■ **Problem requirements**:
Search the entries for the word "Opprettet". Copy every line that holds it.

■ **Supplied information**:
-=-=-

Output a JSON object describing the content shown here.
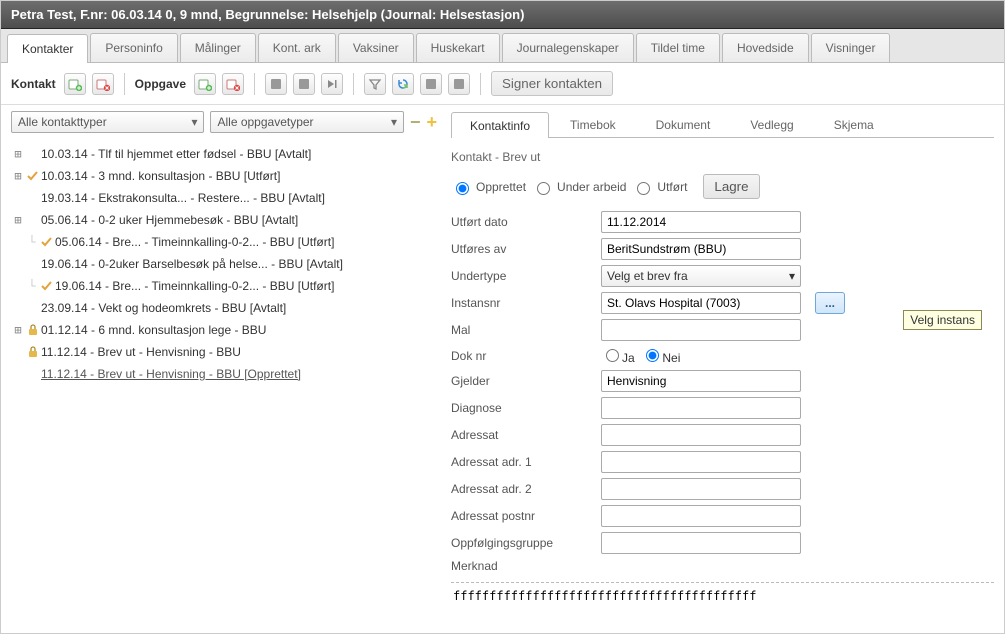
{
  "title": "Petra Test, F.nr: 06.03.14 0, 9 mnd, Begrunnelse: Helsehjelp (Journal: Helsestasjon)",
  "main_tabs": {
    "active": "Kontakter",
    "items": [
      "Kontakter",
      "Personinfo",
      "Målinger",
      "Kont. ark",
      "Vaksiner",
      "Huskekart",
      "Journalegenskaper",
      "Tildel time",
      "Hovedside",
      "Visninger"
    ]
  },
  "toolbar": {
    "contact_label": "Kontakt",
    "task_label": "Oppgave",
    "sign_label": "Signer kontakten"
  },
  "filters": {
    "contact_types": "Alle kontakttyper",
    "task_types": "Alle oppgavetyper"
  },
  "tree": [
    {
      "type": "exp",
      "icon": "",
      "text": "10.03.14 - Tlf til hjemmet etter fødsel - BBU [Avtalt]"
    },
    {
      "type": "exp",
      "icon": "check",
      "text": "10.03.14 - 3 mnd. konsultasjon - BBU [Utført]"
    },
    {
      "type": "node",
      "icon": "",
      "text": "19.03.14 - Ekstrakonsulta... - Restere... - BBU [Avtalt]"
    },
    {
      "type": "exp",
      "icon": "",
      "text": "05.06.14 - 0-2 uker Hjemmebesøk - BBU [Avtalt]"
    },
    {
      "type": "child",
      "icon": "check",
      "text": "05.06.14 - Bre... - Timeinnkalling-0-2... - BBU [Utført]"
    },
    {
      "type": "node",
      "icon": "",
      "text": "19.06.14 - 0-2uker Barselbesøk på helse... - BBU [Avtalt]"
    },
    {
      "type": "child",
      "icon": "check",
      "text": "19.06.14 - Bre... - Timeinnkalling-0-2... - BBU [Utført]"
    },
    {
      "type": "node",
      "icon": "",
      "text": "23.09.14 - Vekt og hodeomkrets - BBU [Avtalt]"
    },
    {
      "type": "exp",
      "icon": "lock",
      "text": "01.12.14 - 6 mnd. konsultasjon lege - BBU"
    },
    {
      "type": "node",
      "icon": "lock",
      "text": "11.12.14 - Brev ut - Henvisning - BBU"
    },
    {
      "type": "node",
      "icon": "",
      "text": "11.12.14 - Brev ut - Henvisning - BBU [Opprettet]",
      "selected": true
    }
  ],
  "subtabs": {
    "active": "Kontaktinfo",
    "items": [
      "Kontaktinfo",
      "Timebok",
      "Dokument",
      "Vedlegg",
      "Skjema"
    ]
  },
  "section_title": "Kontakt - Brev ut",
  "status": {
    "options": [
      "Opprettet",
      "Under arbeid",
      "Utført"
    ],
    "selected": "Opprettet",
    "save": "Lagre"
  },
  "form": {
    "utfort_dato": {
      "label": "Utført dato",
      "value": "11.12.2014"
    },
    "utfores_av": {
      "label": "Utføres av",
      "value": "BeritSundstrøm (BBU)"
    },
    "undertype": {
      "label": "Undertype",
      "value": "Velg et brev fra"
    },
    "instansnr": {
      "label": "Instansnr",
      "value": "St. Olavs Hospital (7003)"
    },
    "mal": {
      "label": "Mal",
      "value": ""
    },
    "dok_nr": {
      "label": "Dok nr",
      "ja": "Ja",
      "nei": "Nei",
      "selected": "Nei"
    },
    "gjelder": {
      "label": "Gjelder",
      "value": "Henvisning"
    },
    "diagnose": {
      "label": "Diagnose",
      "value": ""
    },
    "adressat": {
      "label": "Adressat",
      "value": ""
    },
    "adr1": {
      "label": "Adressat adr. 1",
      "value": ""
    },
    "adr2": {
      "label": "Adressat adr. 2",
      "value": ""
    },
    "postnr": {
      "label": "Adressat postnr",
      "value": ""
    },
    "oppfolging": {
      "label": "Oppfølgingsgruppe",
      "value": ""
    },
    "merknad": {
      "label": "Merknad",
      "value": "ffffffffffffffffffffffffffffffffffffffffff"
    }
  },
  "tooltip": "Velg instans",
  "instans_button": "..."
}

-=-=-

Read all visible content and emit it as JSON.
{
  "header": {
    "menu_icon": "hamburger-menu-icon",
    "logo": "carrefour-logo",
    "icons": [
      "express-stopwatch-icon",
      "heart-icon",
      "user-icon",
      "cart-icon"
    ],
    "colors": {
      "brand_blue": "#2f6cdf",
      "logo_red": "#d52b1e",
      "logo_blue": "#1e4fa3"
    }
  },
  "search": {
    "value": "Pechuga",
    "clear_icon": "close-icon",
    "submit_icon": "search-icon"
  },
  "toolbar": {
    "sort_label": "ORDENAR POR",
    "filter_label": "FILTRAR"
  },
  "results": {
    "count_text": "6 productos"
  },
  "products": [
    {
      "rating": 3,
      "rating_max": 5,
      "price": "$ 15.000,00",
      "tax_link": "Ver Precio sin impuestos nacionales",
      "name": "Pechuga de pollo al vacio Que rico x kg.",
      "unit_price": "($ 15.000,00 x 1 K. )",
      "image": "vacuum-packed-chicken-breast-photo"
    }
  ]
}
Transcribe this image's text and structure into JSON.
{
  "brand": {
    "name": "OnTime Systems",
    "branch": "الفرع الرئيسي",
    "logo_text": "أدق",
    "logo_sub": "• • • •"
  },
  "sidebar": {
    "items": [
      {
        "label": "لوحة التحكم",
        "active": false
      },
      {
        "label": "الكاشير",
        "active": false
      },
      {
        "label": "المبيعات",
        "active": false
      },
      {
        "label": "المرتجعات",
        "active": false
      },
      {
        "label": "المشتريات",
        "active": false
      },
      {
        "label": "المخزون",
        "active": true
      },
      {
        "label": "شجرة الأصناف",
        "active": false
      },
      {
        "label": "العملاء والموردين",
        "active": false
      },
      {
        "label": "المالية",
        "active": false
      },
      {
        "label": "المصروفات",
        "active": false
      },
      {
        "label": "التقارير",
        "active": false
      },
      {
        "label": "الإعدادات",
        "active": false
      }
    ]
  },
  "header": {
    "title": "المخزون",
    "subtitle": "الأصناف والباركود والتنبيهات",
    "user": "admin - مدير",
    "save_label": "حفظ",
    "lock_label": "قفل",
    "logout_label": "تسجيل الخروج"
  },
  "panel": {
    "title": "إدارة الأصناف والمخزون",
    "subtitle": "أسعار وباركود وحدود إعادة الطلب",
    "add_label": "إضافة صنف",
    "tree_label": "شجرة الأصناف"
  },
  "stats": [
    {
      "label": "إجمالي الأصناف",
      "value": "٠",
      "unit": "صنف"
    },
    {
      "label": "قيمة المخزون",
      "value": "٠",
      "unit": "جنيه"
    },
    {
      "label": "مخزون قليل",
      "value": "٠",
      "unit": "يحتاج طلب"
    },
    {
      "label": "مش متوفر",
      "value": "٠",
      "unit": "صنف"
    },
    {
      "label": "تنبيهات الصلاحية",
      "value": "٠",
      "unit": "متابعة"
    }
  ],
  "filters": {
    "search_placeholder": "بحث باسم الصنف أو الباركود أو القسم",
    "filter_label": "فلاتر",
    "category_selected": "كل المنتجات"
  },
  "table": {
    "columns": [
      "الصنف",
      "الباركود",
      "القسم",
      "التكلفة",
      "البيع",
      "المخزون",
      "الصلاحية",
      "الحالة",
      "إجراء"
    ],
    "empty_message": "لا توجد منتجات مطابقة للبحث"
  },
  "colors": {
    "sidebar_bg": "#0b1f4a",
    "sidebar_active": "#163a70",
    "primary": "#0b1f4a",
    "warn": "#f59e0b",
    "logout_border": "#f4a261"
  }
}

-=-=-

■ **Your response**:
      "text": "11.12.14 - Brev ut - Henvisning - BBU [Opprettet]",
      "Opprettet",
    "selected": "Opprettet",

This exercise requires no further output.